… Nationally, crime remains at or near a generational low, and experts caution against drawing conclusions from just a few months.
But President Trump has used the rising homicide numbers to paint Democratic-led cities as out of control and to blame protests against police brutality that broke out after the killing of George Floyd in Minneapolis in late May. …
Criminologists dispute the president’s suggestion that the increase is tied to any pullback by the police in response to criticism or defunding efforts, and fluctuations in the crime rate are notoriously hard to explain. In many cities, the murder rate was on the rise before the pandemic, and a steep decline in arrests coincided with the start of social distancing, as measured by mobile phone records, according to a database compiled by David Abrams, an economist at the University of Pennsylvania law school.
Listen up, people: Crime is DOWN. (Except for the most serious and best-counted crime, murder, which was up 31% in June. But criminologists dispute that that has anything whatsoever to do with the immense outpouring of anti-police and anti-white rhetoric in the mainstream press since Memorial Day. Only Trump might suspect there’s a connection.)

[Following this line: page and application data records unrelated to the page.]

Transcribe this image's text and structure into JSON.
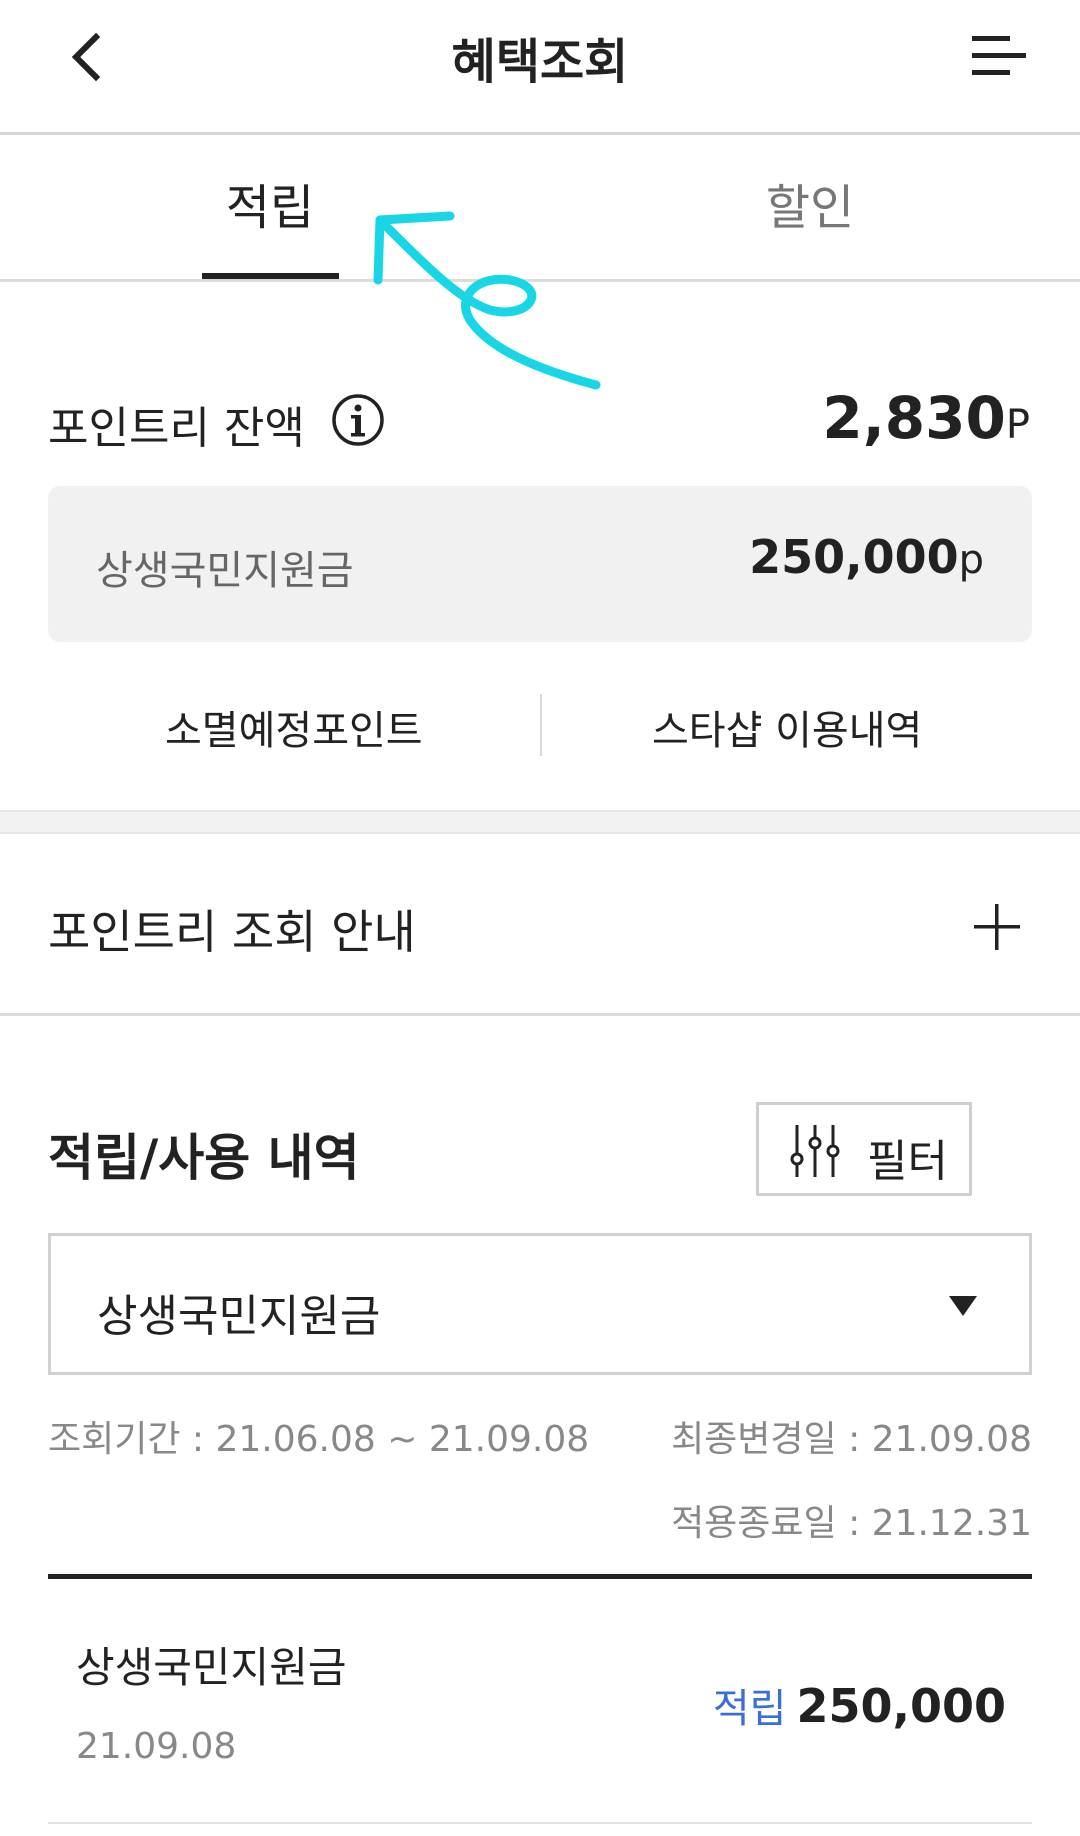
{
  "header": {
    "title": "혜택조회",
    "back_icon": "chevron-left-icon",
    "menu_icon": "hamburger-menu-icon"
  },
  "tabs": [
    {
      "label": "적립",
      "active": true
    },
    {
      "label": "할인",
      "active": false
    }
  ],
  "balance": {
    "label": "포인트리 잔액",
    "amount": "2,830",
    "unit": "P",
    "info_icon": "info-icon"
  },
  "sub_balance": {
    "label": "상생국민지원금",
    "amount": "250,000",
    "unit": "p"
  },
  "links": {
    "expire": "소멸예정포인트",
    "starshop": "스타샵 이용내역"
  },
  "guide": {
    "label": "포인트리 조회 안내",
    "icon": "plus-icon"
  },
  "history": {
    "title": "적립/사용 내역",
    "filter_label": "필터",
    "filter_icon": "sliders-icon",
    "select_value": "상생국민지원금",
    "period": "조회기간 : 21.06.08 ~ 21.09.08",
    "last_changed": "최종변경일 : 21.09.08",
    "end_date": "적용종료일 : 21.12.31",
    "items": [
      {
        "name": "상생국민지원금",
        "date": "21.09.08",
        "type": "적립",
        "amount": "250,000"
      }
    ]
  },
  "colors": {
    "accent_blue": "#3b6fd8",
    "annotation_cyan": "#19d6e6",
    "text_dark": "#222222",
    "text_gray": "#888888",
    "panel_gray": "#f1f1f1"
  }
}
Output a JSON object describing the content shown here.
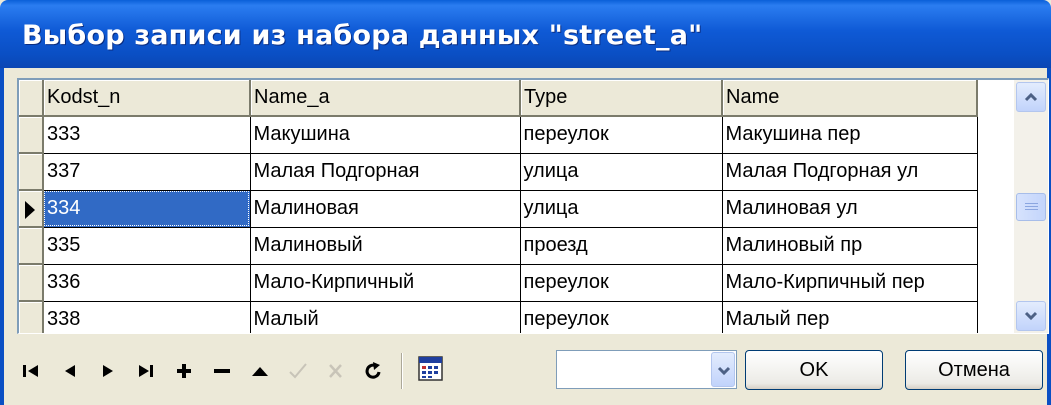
{
  "window": {
    "title": "Выбор записи из набора данных \"street_a\""
  },
  "grid": {
    "columns": [
      "Kodst_n",
      "Name_a",
      "Type",
      "Name"
    ],
    "rows": [
      [
        "333",
        "Макушина",
        "переулок",
        "Макушина пер"
      ],
      [
        "337",
        "Малая Подгорная",
        "улица",
        "Малая Подгорная ул"
      ],
      [
        "334",
        "Малиновая",
        "улица",
        "Малиновая ул"
      ],
      [
        "335",
        "Малиновый",
        "проезд",
        "Малиновый пр"
      ],
      [
        "336",
        "Мало-Кирпичный",
        "переулок",
        "Мало-Кирпичный пер"
      ],
      [
        "338",
        "Малый",
        "переулок",
        "Малый пер"
      ]
    ],
    "current_row_index": 2
  },
  "navigator": {
    "buttons": [
      "first-icon",
      "prior-icon",
      "next-icon",
      "last-icon",
      "insert-icon",
      "delete-icon",
      "edit-icon",
      "post-icon",
      "cancel-icon",
      "refresh-icon"
    ],
    "disabled": [
      "post-icon",
      "cancel-icon"
    ]
  },
  "filter_combo": {
    "value": ""
  },
  "buttons": {
    "ok": "OK",
    "cancel": "Отмена"
  },
  "colors": {
    "title_bar": "#0a4fc4",
    "selection": "#316ac5",
    "face": "#ece9d8"
  }
}
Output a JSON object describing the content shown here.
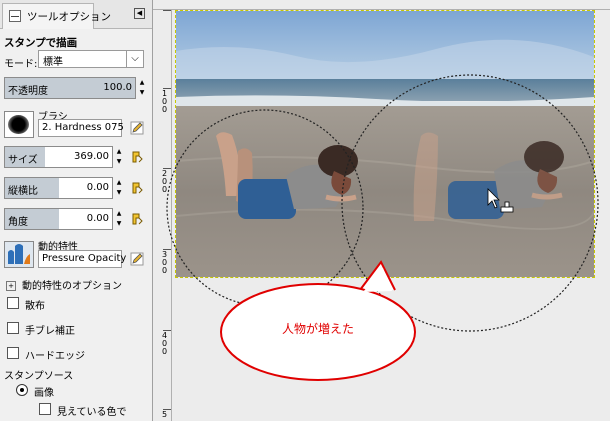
{
  "panel": {
    "tab_label": "ツールオプション",
    "tool_title": "スタンプで描画",
    "mode_label": "モード:",
    "mode_value": "標準",
    "opacity": {
      "label": "不透明度",
      "value": "100.0",
      "fraction": 1.0
    },
    "brush": {
      "label": "ブラシ",
      "name": "2. Hardness 075"
    },
    "size": {
      "label": "サイズ",
      "value": "369.00",
      "fraction": 0.37
    },
    "aspect": {
      "label": "縦横比",
      "value": "0.00",
      "fraction": 0.5
    },
    "angle": {
      "label": "角度",
      "value": "0.00",
      "fraction": 0.5
    },
    "dynamics": {
      "label": "動的特性",
      "name": "Pressure Opacity",
      "options_label": "動的特性のオプション"
    },
    "checkboxes": [
      {
        "label": "散布"
      },
      {
        "label": "手ブレ補正"
      },
      {
        "label": "ハードエッジ"
      }
    ],
    "source": {
      "title": "スタンプソース",
      "radio_label": "画像",
      "sample_label": "見えている色で"
    }
  },
  "ruler": {
    "v_labels": [
      [
        "1",
        "0",
        "0"
      ],
      [
        "2",
        "0",
        "0"
      ],
      [
        "3",
        "0",
        "0"
      ],
      [
        "4",
        "0",
        "0"
      ],
      [
        "5"
      ]
    ]
  },
  "callout": {
    "text": "人物が増えた",
    "color": "#e00000"
  },
  "colors": {
    "accent": "#e00000",
    "selection": "#c8c800",
    "panel": "#f0f0f0"
  }
}
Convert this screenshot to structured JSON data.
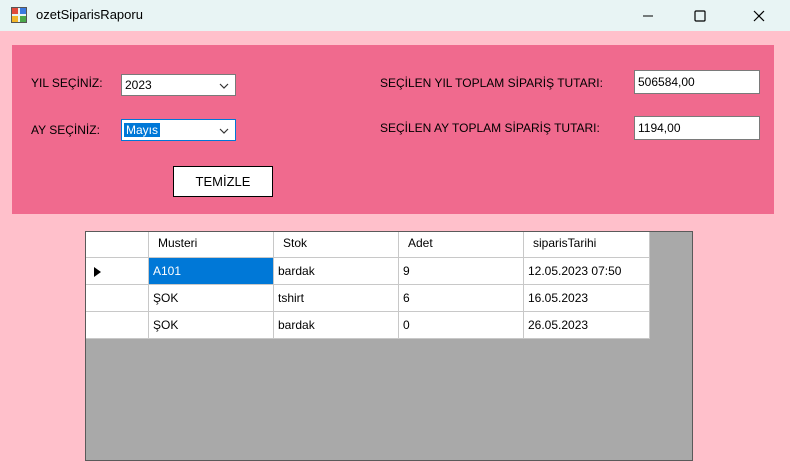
{
  "window": {
    "title": "ozetSiparisRaporu",
    "app_icon": "form-icon",
    "controls": {
      "minimize": "minimize-icon",
      "maximize": "maximize-icon",
      "close": "close-icon"
    }
  },
  "filters": {
    "year_label": "YIL SEÇİNİZ:",
    "year_value": "2023",
    "month_label": "AY SEÇİNİZ:",
    "month_value": "Mayıs",
    "clear_button": "TEMİZLE"
  },
  "totals": {
    "year_total_label": "SEÇİLEN YIL TOPLAM SİPARİŞ TUTARI:",
    "year_total_value": "506584,00",
    "month_total_label": "SEÇİLEN AY TOPLAM SİPARİŞ TUTARI:",
    "month_total_value": "1194,00"
  },
  "grid": {
    "columns": [
      "Musteri",
      "Stok",
      "Adet",
      "siparisTarihi"
    ],
    "rows": [
      [
        "A101",
        "bardak",
        "9",
        "12.05.2023 07:50"
      ],
      [
        "ŞOK",
        "tshirt",
        "6",
        "16.05.2023"
      ],
      [
        "ŞOK",
        "bardak",
        "0",
        "26.05.2023"
      ]
    ],
    "current_row_indicator": "row-pointer-icon"
  },
  "colors": {
    "background": "#ffc0cb",
    "panel": "#f06a8e",
    "grid_background": "#a9a9a9",
    "selection": "#0078d7"
  }
}
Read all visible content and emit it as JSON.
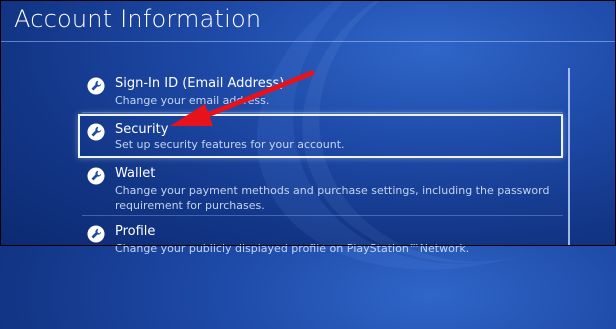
{
  "page": {
    "title": "Account Information"
  },
  "menu": {
    "items": [
      {
        "label": "Sign-In ID (Email Address)",
        "description": "Change your email address."
      },
      {
        "label": "Security",
        "description": "Set up security features for your account."
      },
      {
        "label": "Wallet",
        "description": "Change your payment methods and purchase settings, including the password requirement for purchases."
      },
      {
        "label": "Profile",
        "description": "Change your publicly displayed profile on PlayStation™Network."
      }
    ],
    "selected": "Security"
  },
  "colors": {
    "background": "#1e4aa8",
    "highlight_border": "#eef4ff",
    "annotation_arrow": "#e8121b"
  },
  "icons": {
    "item_icon": "wrench-icon"
  }
}
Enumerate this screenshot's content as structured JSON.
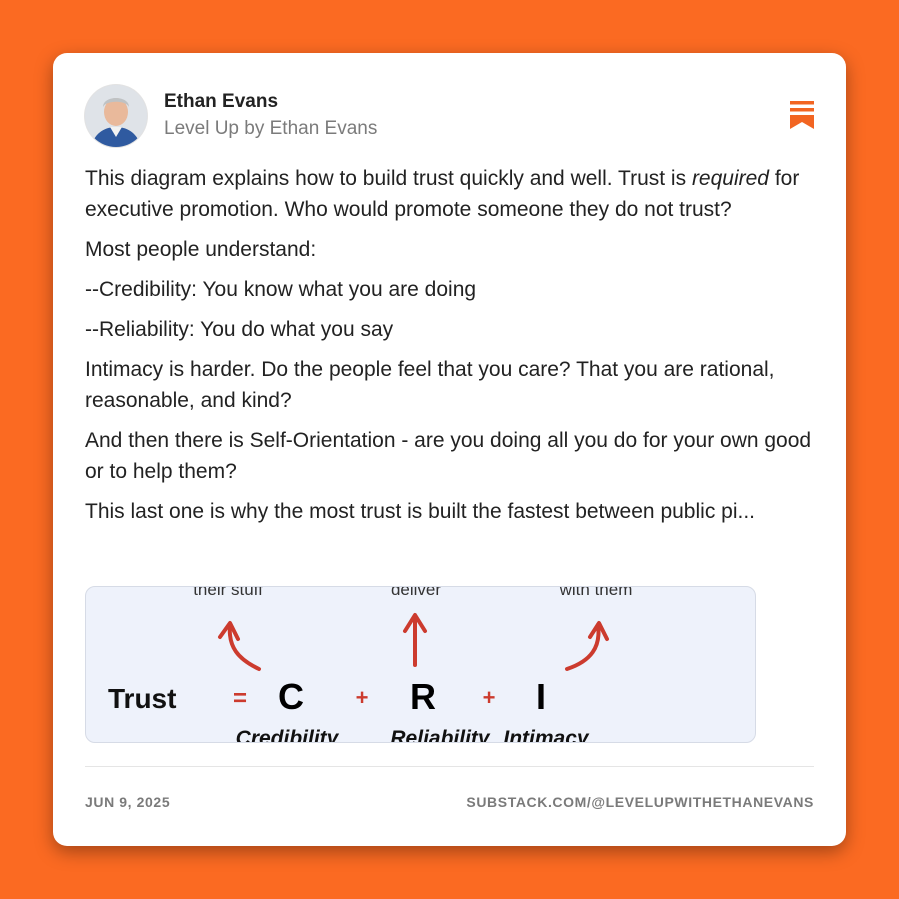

… Much of the violence in Kansas City has had little rhyme or reason, often stemming from petty arguments that boil over.
The short fuses may indicate restlessness and anger, criminologists and law enforcement officials said.
… Spontaneous, one-on-one beefs have replaced gang feuds as a driver of shootings, said Maj. Greg Volker of the Kansas City Police Department.
“If people could settle an argument without having to resort to shooting, violence would reduce,” he said.
It’s almost as if the media lecturing blacks relentlessly about how they ought to feel angry increases black anger.